By: Dennis Bates
We have no choice about what we do last in this life. We die. It’s as simple as that. But as Christians, it isn’t death we should fear. It’s not living that we should be afraid of.
We all have choices in life, lots of them, but making the right choice is only the beginning, not the end. It’s what we do with that right choice that matters. It is how we react to that Frostian two-road dilemma after we choose that really defines us. It may be our choice of the road less taken that starts us down the path, but it is how we walk that path once we chose it that makes all the difference.
It does not matter if we chose to walk down the path that was grassy and wanted wear if, after making that choice, we do nothing to tramp down the grass along the way. How will anyone even know we’ve been there? For as in Adam all die, but in Christ we are made alive. And we weren’t made alive to just enjoy the serenity of the path that is grassy and wanting wear. We were made alive to walk down it.

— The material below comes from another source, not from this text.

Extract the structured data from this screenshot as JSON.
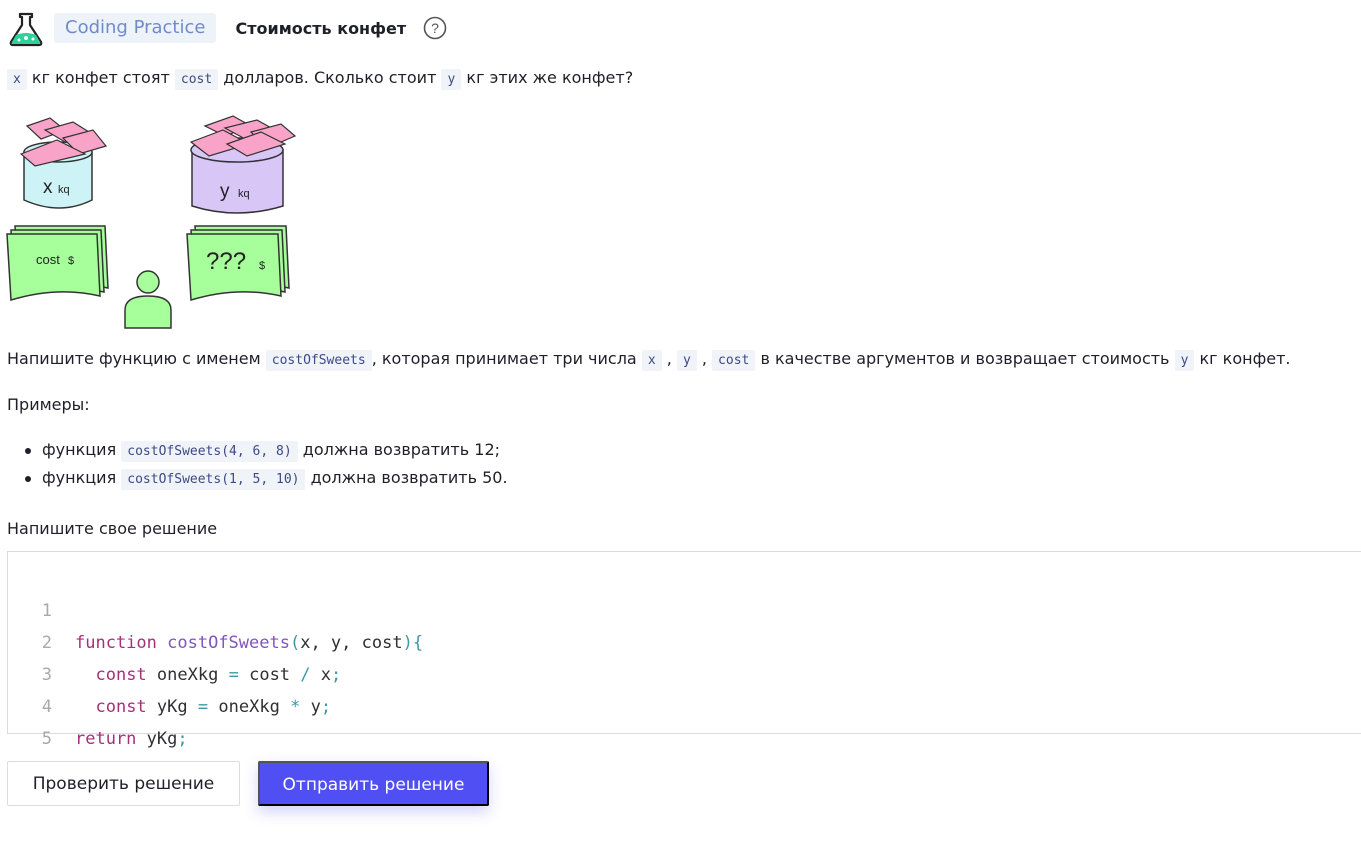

I’m with James on this one. Knowing that there is a path and choosing it in our minds is nothing. It is faith without works, and it is so very, very dead. Belief without action is pretty useless. I know that some would say that Paul says we are justified by faith and not by works. I don’t dispute that, but I’m not talking about some sort of justification here. I’m talking about life and living it so it does somebody some good besides you. After all, only worrying about you is rather selfish if you stop to think about it.
Look at Paul’s life if you think he meant that faith alone is enough. He didn’t sit on his faith; he went everywhere he could, preaching about it and telling people how to live better lives. And in the end he paid the ultimate price for doing so.
For that matter, the Man that he believed in and called Lord did the same thing. Jesus, as the Son of God, didn’t have to do anything, but he did. He didn’t just pick an interesting path; he walked down it. He fed the hungry, healed the sick, forgave the sinners and ultimately walked the path to his crucifixion.
This Man who could calm a storm, walk on water, and change water into wine didn’t have to prove himself to anybody. He was from God and going back there. He did what he did to show us that if we truly want to follow Him, if we really believe that we are justified by faith, then we have to do more than just talk about it. It’s not enough to shout hallelujah or believe quietly in our hearts that we are saved and then slink off timidly down the sidewalk.
We need to walk boldly down the path we choose. We need to ignore the signs that say “Keep off the Grass,” and walk on it, stomp on it, wear it down and wear it out. Jesus will walk down that path with us; He’s been there before. Then and only then does choosing the path less traveled make all the difference.